**Extracted information**
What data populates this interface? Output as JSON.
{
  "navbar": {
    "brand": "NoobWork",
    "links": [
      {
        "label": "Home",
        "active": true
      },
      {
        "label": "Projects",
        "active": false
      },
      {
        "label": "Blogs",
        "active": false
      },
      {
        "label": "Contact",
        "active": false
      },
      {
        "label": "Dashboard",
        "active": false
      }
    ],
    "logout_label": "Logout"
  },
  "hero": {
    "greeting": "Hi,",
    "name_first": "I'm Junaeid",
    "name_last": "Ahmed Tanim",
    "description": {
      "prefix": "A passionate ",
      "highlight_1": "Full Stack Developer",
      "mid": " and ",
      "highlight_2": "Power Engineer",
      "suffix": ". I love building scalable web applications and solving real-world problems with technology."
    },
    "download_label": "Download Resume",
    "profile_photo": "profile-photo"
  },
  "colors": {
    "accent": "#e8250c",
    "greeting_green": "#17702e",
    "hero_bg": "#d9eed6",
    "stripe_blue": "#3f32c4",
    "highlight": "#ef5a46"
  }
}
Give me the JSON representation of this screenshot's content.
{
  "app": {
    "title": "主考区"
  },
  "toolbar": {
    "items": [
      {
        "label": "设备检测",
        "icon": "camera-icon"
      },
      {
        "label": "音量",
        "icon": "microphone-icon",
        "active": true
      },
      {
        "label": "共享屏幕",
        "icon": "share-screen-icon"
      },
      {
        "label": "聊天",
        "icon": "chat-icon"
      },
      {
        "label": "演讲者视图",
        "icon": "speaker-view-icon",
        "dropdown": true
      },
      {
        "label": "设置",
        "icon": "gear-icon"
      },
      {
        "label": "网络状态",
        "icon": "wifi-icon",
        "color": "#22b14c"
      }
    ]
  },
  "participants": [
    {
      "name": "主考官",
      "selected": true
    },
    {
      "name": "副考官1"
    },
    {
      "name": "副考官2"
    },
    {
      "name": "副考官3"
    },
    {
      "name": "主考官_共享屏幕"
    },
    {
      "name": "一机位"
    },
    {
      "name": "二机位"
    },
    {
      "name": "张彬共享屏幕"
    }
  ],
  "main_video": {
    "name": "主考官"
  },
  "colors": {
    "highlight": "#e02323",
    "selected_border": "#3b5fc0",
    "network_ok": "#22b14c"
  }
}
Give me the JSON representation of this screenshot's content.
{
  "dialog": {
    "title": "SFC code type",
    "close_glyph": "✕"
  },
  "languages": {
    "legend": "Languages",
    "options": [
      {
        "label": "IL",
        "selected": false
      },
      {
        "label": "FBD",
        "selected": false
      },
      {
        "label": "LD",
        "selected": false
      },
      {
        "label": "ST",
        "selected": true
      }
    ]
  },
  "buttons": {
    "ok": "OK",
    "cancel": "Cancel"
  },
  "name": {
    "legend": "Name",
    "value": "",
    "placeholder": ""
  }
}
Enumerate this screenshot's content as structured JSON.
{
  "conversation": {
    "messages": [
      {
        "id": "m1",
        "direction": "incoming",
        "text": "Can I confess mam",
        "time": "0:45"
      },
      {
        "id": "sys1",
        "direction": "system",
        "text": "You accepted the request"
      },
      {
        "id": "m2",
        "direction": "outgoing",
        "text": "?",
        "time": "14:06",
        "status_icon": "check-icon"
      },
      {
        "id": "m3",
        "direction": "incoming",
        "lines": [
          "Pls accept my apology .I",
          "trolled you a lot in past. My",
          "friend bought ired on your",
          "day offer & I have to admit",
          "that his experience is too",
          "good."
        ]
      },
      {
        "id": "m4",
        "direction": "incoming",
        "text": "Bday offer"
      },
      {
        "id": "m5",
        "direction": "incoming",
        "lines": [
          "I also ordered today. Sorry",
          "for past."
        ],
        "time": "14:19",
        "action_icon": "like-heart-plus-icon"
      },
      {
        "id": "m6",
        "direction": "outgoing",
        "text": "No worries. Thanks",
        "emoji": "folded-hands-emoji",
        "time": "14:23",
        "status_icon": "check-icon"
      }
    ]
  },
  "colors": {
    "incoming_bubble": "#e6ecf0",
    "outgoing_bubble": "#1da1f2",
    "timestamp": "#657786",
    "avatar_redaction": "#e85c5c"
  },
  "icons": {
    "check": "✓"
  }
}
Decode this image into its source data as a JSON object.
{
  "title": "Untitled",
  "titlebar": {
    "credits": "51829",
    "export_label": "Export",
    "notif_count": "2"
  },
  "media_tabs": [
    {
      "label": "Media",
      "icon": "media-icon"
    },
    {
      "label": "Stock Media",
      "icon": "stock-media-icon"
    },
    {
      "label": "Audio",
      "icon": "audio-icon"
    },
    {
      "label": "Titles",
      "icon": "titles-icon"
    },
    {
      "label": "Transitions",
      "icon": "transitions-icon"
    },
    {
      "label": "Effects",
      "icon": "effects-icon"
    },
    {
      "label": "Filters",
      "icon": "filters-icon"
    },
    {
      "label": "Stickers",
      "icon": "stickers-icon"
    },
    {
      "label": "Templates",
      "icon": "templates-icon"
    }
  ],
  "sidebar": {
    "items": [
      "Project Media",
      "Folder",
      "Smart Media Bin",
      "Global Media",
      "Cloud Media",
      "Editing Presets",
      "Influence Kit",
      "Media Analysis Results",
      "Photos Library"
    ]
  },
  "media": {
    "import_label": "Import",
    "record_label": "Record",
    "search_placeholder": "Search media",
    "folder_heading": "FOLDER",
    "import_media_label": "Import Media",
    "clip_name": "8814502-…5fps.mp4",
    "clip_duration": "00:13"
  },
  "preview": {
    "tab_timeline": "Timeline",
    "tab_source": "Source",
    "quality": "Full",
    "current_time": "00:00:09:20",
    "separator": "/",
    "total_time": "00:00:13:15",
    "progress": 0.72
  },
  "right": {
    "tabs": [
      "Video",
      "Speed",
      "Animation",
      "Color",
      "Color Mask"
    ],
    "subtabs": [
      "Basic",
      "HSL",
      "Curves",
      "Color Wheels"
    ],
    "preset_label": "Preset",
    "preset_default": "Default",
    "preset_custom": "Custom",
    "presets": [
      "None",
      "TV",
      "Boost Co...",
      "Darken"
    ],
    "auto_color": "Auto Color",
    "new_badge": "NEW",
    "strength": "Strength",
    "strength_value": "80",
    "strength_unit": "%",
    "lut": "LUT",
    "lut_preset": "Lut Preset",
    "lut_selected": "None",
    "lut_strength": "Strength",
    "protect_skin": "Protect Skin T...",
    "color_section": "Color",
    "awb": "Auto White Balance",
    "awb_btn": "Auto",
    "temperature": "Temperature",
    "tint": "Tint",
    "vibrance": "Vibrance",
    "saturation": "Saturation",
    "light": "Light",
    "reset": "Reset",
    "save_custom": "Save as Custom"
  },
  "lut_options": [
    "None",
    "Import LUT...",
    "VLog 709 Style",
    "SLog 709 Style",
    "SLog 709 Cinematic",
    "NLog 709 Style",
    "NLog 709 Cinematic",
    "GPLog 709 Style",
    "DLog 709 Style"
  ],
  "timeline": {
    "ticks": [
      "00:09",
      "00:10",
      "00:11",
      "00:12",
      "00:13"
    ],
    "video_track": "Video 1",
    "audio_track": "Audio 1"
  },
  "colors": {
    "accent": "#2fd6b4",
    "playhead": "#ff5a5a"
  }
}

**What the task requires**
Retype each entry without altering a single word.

**Output of the exercise**
What data populates this interface? Output as JSON.
{
  "navbar": {
    "brand": "NoobWork",
    "links": [
      {
        "label": "Home",
        "active": true
      },
      {
        "label": "Projects",
        "active": false
      },
      {
        "label": "Blogs",
        "active": false
      },
      {
        "label": "Contact",
        "active": false
      },
      {
        "label": "Dashboard",
        "active": false
      }
    ],
    "logout_label": "Logout"
  },
  "hero": {
    "greeting": "Hi,",
    "name_first": "I'm Junaeid",
    "name_last": "Ahmed Tanim",
    "description": {
      "prefix": "A passionate ",
      "highlight_1": "Full Stack Developer",
      "mid": " and ",
      "highlight_2": "Power Engineer",
      "suffix": ". I love building scalable web applications and solving real-world problems with technology."
    },
    "download_label": "Download Resume",
    "profile_photo": "profile-photo"
  },
  "colors": {
    "accent": "#e8250c",
    "greeting_green": "#17702e",
    "hero_bg": "#d9eed6",
    "stripe_blue": "#3f32c4",
    "highlight": "#ef5a46"
  }
}
Give me the JSON representation of this screenshot's content.
{
  "app": {
    "title": "主考区"
  },
  "toolbar": {
    "items": [
      {
        "label": "设备检测",
        "icon": "camera-icon"
      },
      {
        "label": "音量",
        "icon": "microphone-icon",
        "active": true
      },
      {
        "label": "共享屏幕",
        "icon": "share-screen-icon"
      },
      {
        "label": "聊天",
        "icon": "chat-icon"
      },
      {
        "label": "演讲者视图",
        "icon": "speaker-view-icon",
        "dropdown": true
      },
      {
        "label": "设置",
        "icon": "gear-icon"
      },
      {
        "label": "网络状态",
        "icon": "wifi-icon",
        "color": "#22b14c"
      }
    ]
  },
  "participants": [
    {
      "name": "主考官",
      "selected": true
    },
    {
      "name": "副考官1"
    },
    {
      "name": "副考官2"
    },
    {
      "name": "副考官3"
    },
    {
      "name": "主考官_共享屏幕"
    },
    {
      "name": "一机位"
    },
    {
      "name": "二机位"
    },
    {
      "name": "张彬共享屏幕"
    }
  ],
  "main_video": {
    "name": "主考官"
  },
  "colors": {
    "highlight": "#e02323",
    "selected_border": "#3b5fc0",
    "network_ok": "#22b14c"
  }
}
Give me the JSON representation of this screenshot's content.
{
  "dialog": {
    "title": "SFC code type",
    "close_glyph": "✕"
  },
  "languages": {
    "legend": "Languages",
    "options": [
      {
        "label": "IL",
        "selected": false
      },
      {
        "label": "FBD",
        "selected": false
      },
      {
        "label": "LD",
        "selected": false
      },
      {
        "label": "ST",
        "selected": true
      }
    ]
  },
  "buttons": {
    "ok": "OK",
    "cancel": "Cancel"
  },
  "name": {
    "legend": "Name",
    "value": "",
    "placeholder": ""
  }
}
Enumerate this screenshot's content as structured JSON.
{
  "conversation": {
    "messages": [
      {
        "id": "m1",
        "direction": "incoming",
        "text": "Can I confess mam",
        "time": "0:45"
      },
      {
        "id": "sys1",
        "direction": "system",
        "text": "You accepted the request"
      },
      {
        "id": "m2",
        "direction": "outgoing",
        "text": "?",
        "time": "14:06",
        "status_icon": "check-icon"
      },
      {
        "id": "m3",
        "direction": "incoming",
        "lines": [
          "Pls accept my apology .I",
          "trolled you a lot in past. My",
          "friend bought ired on your",
          "day offer & I have to admit",
          "that his experience is too",
          "good."
        ]
      },
      {
        "id": "m4",
        "direction": "incoming",
        "text": "Bday offer"
      },
      {
        "id": "m5",
        "direction": "incoming",
        "lines": [
          "I also ordered today. Sorry",
          "for past."
        ],
        "time": "14:19",
        "action_icon": "like-heart-plus-icon"
      },
      {
        "id": "m6",
        "direction": "outgoing",
        "text": "No worries. Thanks",
        "emoji": "folded-hands-emoji",
        "time": "14:23",
        "status_icon": "check-icon"
      }
    ]
  },
  "colors": {
    "incoming_bubble": "#e6ecf0",
    "outgoing_bubble": "#1da1f2",
    "timestamp": "#657786",
    "avatar_redaction": "#e85c5c"
  },
  "icons": {
    "check": "✓"
  }
}
Decode this image into its source data as a JSON object.
{
  "title": "Untitled",
  "titlebar": {
    "credits": "51829",
    "export_label": "Export",
    "notif_count": "2"
  },
  "media_tabs": [
    {
      "label": "Media",
      "icon": "media-icon"
    },
    {
      "label": "Stock Media",
      "icon": "stock-media-icon"
    },
    {
      "label": "Audio",
      "icon": "audio-icon"
    },
    {
      "label": "Titles",
      "icon": "titles-icon"
    },
    {
      "label": "Transitions",
      "icon": "transitions-icon"
    },
    {
      "label": "Effects",
      "icon": "effects-icon"
    },
    {
      "label": "Filters",
      "icon": "filters-icon"
    },
    {
      "label": "Stickers",
      "icon": "stickers-icon"
    },
    {
      "label": "Templates",
      "icon": "templates-icon"
    }
  ],
  "sidebar": {
    "items": [
      "Project Media",
      "Folder",
      "Smart Media Bin",
      "Global Media",
      "Cloud Media",
      "Editing Presets",
      "Influence Kit",
      "Media Analysis Results",
      "Photos Library"
    ]
  },
  "media": {
    "import_label": "Import",
    "record_label": "Record",
    "search_placeholder": "Search media",
    "folder_heading": "FOLDER",
    "import_media_label": "Import Media",
    "clip_name": "8814502-…5fps.mp4",
    "clip_duration": "00:13"
  },
  "preview": {
    "tab_timeline": "Timeline",
    "tab_source": "Source",
    "quality": "Full",
    "current_time": "00:00:09:20",
    "separator": "/",
    "total_time": "00:00:13:15",
    "progress": 0.72
  },
  "right": {
    "tabs": [
      "Video",
      "Speed",
      "Animation",
      "Color",
      "Color Mask"
    ],
    "subtabs": [
      "Basic",
      "HSL",
      "Curves",
      "Color Wheels"
    ],
    "preset_label": "Preset",
    "preset_default": "Default",
    "preset_custom": "Custom",
    "presets": [
      "None",
      "TV",
      "Boost Co...",
      "Darken"
    ],
    "auto_color": "Auto Color",
    "new_badge": "NEW",
    "strength": "Strength",
    "strength_value": "80",
    "strength_unit": "%",
    "lut": "LUT",
    "lut_preset": "Lut Preset",
    "lut_selected": "None",
    "lut_strength": "Strength",
    "protect_skin": "Protect Skin T...",
    "color_section": "Color",
    "awb": "Auto White Balance",
    "awb_btn": "Auto",
    "temperature": "Temperature",
    "tint": "Tint",
    "vibrance": "Vibrance",
    "saturation": "Saturation",
    "light": "Light",
    "reset": "Reset",
    "save_custom": "Save as Custom"
  },
  "lut_options": [
    "None",
    "Import LUT...",
    "VLog 709 Style",
    "SLog 709 Style",
    "SLog 709 Cinematic",
    "NLog 709 Style",
    "NLog 709 Cinematic",
    "GPLog 709 Style",
    "DLog 709 Style"
  ],
  "timeline": {
    "ticks": [
      "00:09",
      "00:10",
      "00:11",
      "00:12",
      "00:13"
    ],
    "video_track": "Video 1",
    "audio_track": "Audio 1"
  },
  "colors": {
    "accent": "#2fd6b4",
    "playhead": "#ff5a5a"
  }
}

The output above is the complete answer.